[Your goal]: Verbatim copy without images: return all of the data as it stands.

[Data for this exercise]:
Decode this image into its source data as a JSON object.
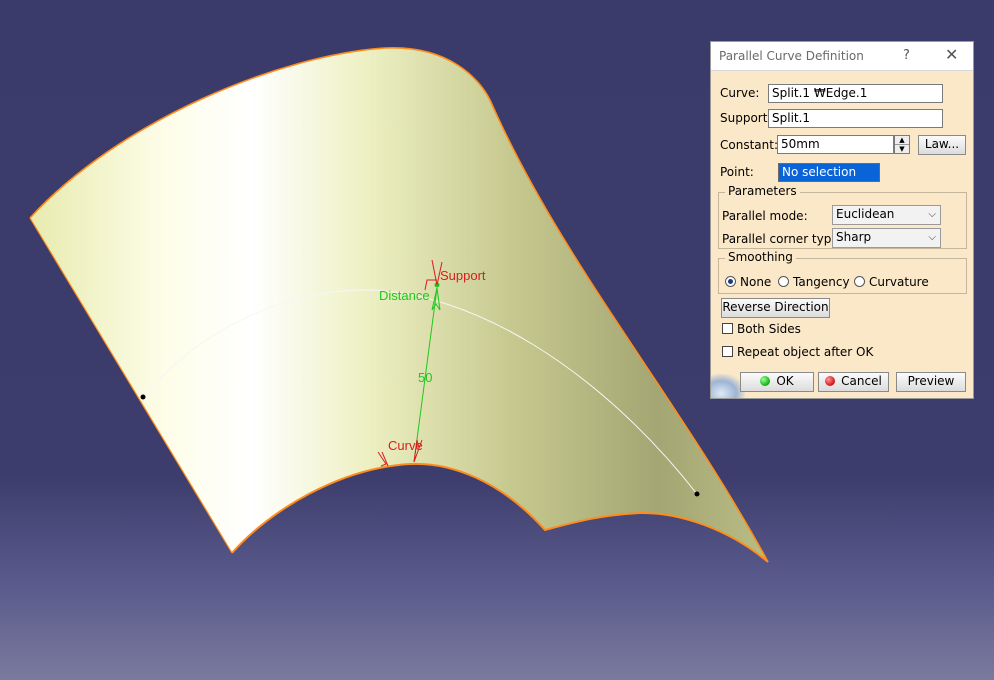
{
  "viewport": {
    "labels": {
      "support": "Support",
      "distance": "Distance",
      "value": "50",
      "curve": "Curve"
    },
    "colors": {
      "surface_light": "#ffffff",
      "surface_base": "#e6eab2",
      "surface_dark": "#9c9f6c",
      "edge": "#ff8c1a",
      "dimension": "#1ec81e",
      "manipulator": "#d81e1e",
      "parallel_curve": "#f4f4f4"
    }
  },
  "dialog": {
    "title": "Parallel Curve Definition",
    "help_icon": "?",
    "close_icon": "✕",
    "curve_label": "Curve:",
    "curve_value": "Split.1 ₩Edge.1",
    "support_label": "Support:",
    "support_value": "Split.1",
    "constant_label": "Constant:",
    "constant_value": "50mm",
    "law_button": "Law...",
    "point_label": "Point:",
    "point_value": "No selection",
    "parameters": {
      "title": "Parameters",
      "mode_label": "Parallel mode:",
      "mode_value": "Euclidean",
      "corner_label": "Parallel corner type:",
      "corner_value": "Sharp"
    },
    "smoothing": {
      "title": "Smoothing",
      "options": [
        "None",
        "Tangency",
        "Curvature"
      ],
      "selected": "None"
    },
    "reverse_button": "Reverse Direction",
    "both_sides_label": "Both Sides",
    "repeat_label": "Repeat object after OK",
    "ok_button": "OK",
    "cancel_button": "Cancel",
    "preview_button": "Preview",
    "ok_led_color": "#22bb22",
    "cancel_led_color": "#dd2222"
  }
}
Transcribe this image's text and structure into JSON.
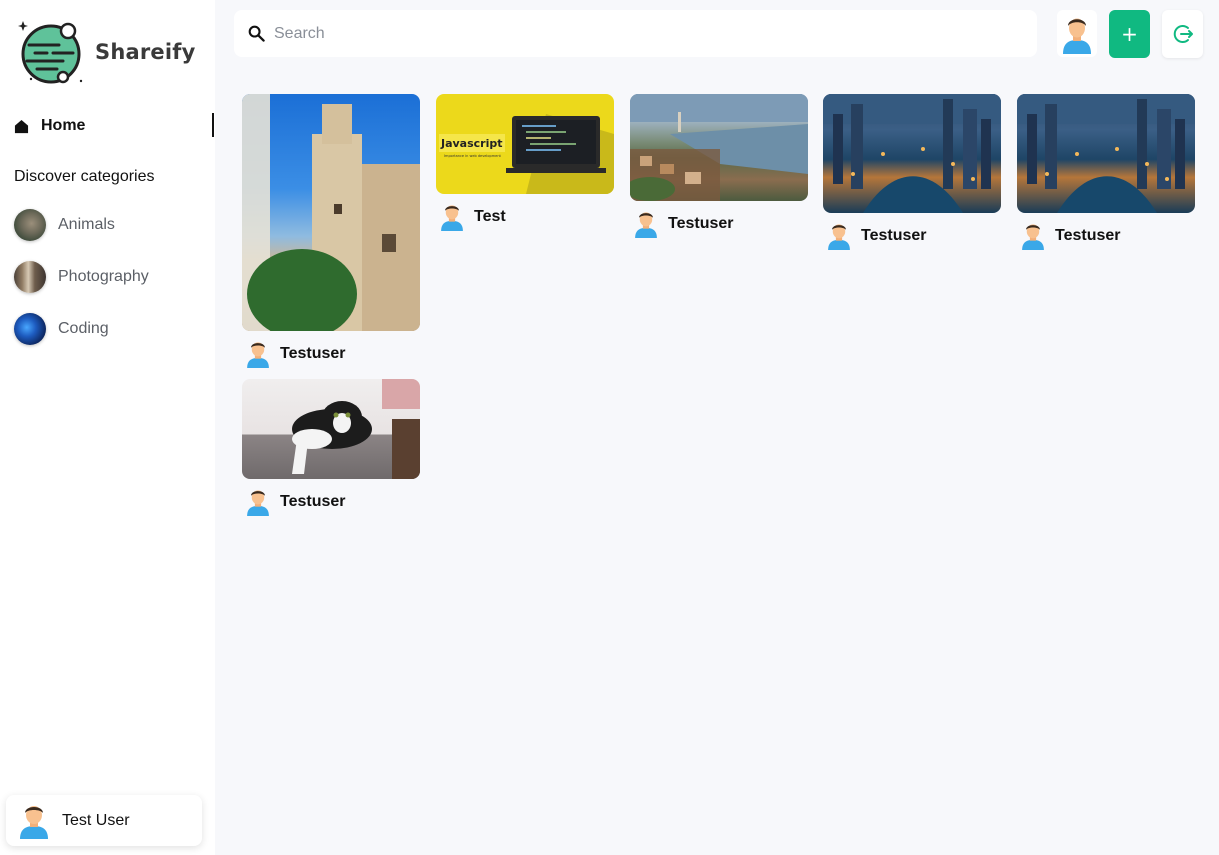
{
  "app": {
    "name": "Shareify"
  },
  "sidebar": {
    "home_label": "Home",
    "categories_heading": "Discover categories",
    "categories": [
      {
        "label": "Animals",
        "icon": "animals-thumbnail"
      },
      {
        "label": "Photography",
        "icon": "photography-thumbnail"
      },
      {
        "label": "Coding",
        "icon": "coding-thumbnail"
      }
    ],
    "user_name": "Test User"
  },
  "header": {
    "search_placeholder": "Search",
    "search_value": "",
    "add_label": "+",
    "icons": [
      "search-icon",
      "user-avatar-icon",
      "logout-icon"
    ]
  },
  "pins": [
    {
      "author": "Testuser",
      "image": "minaret-tower-photo"
    },
    {
      "author": "Test",
      "image": "javascript-laptop-banner",
      "image_text_title": "Javascript",
      "image_text_sub": "Importance in web development"
    },
    {
      "author": "Testuser",
      "image": "coastal-city-aerial-photo"
    },
    {
      "author": "Testuser",
      "image": "dubai-marina-night-photo"
    },
    {
      "author": "Testuser",
      "image": "dubai-marina-night-photo"
    },
    {
      "author": "Testuser",
      "image": "cat-on-sofa-photo"
    }
  ],
  "colors": {
    "accent_green": "#10b981",
    "background": "#f7f8fb",
    "js_yellow": "#ecd91b"
  }
}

[The completed task]:
Decode this image into its source data as a JSON object.
{
  "viewport": {
    "labels": {
      "support": "Support",
      "distance": "Distance",
      "value": "50",
      "curve": "Curve"
    },
    "colors": {
      "surface_light": "#ffffff",
      "surface_base": "#e6eab2",
      "surface_dark": "#9c9f6c",
      "edge": "#ff8c1a",
      "dimension": "#1ec81e",
      "manipulator": "#d81e1e",
      "parallel_curve": "#f4f4f4"
    }
  },
  "dialog": {
    "title": "Parallel Curve Definition",
    "help_icon": "?",
    "close_icon": "✕",
    "curve_label": "Curve:",
    "curve_value": "Split.1 ₩Edge.1",
    "support_label": "Support:",
    "support_value": "Split.1",
    "constant_label": "Constant:",
    "constant_value": "50mm",
    "law_button": "Law...",
    "point_label": "Point:",
    "point_value": "No selection",
    "parameters": {
      "title": "Parameters",
      "mode_label": "Parallel mode:",
      "mode_value": "Euclidean",
      "corner_label": "Parallel corner type:",
      "corner_value": "Sharp"
    },
    "smoothing": {
      "title": "Smoothing",
      "options": [
        "None",
        "Tangency",
        "Curvature"
      ],
      "selected": "None"
    },
    "reverse_button": "Reverse Direction",
    "both_sides_label": "Both Sides",
    "repeat_label": "Repeat object after OK",
    "ok_button": "OK",
    "cancel_button": "Cancel",
    "preview_button": "Preview",
    "ok_led_color": "#22bb22",
    "cancel_led_color": "#dd2222"
  }
}
Transcribe this image's text and structure into JSON.
{
  "app": {
    "name": "Shareify"
  },
  "sidebar": {
    "home_label": "Home",
    "categories_heading": "Discover categories",
    "categories": [
      {
        "label": "Animals",
        "icon": "animals-thumbnail"
      },
      {
        "label": "Photography",
        "icon": "photography-thumbnail"
      },
      {
        "label": "Coding",
        "icon": "coding-thumbnail"
      }
    ],
    "user_name": "Test User"
  },
  "header": {
    "search_placeholder": "Search",
    "search_value": "",
    "add_label": "+",
    "icons": [
      "search-icon",
      "user-avatar-icon",
      "logout-icon"
    ]
  },
  "pins": [
    {
      "author": "Testuser",
      "image": "minaret-tower-photo"
    },
    {
      "author": "Test",
      "image": "javascript-laptop-banner",
      "image_text_title": "Javascript",
      "image_text_sub": "Importance in web development"
    },
    {
      "author": "Testuser",
      "image": "coastal-city-aerial-photo"
    },
    {
      "author": "Testuser",
      "image": "dubai-marina-night-photo"
    },
    {
      "author": "Testuser",
      "image": "dubai-marina-night-photo"
    },
    {
      "author": "Testuser",
      "image": "cat-on-sofa-photo"
    }
  ],
  "colors": {
    "accent_green": "#10b981",
    "background": "#f7f8fb",
    "js_yellow": "#ecd91b"
  }
}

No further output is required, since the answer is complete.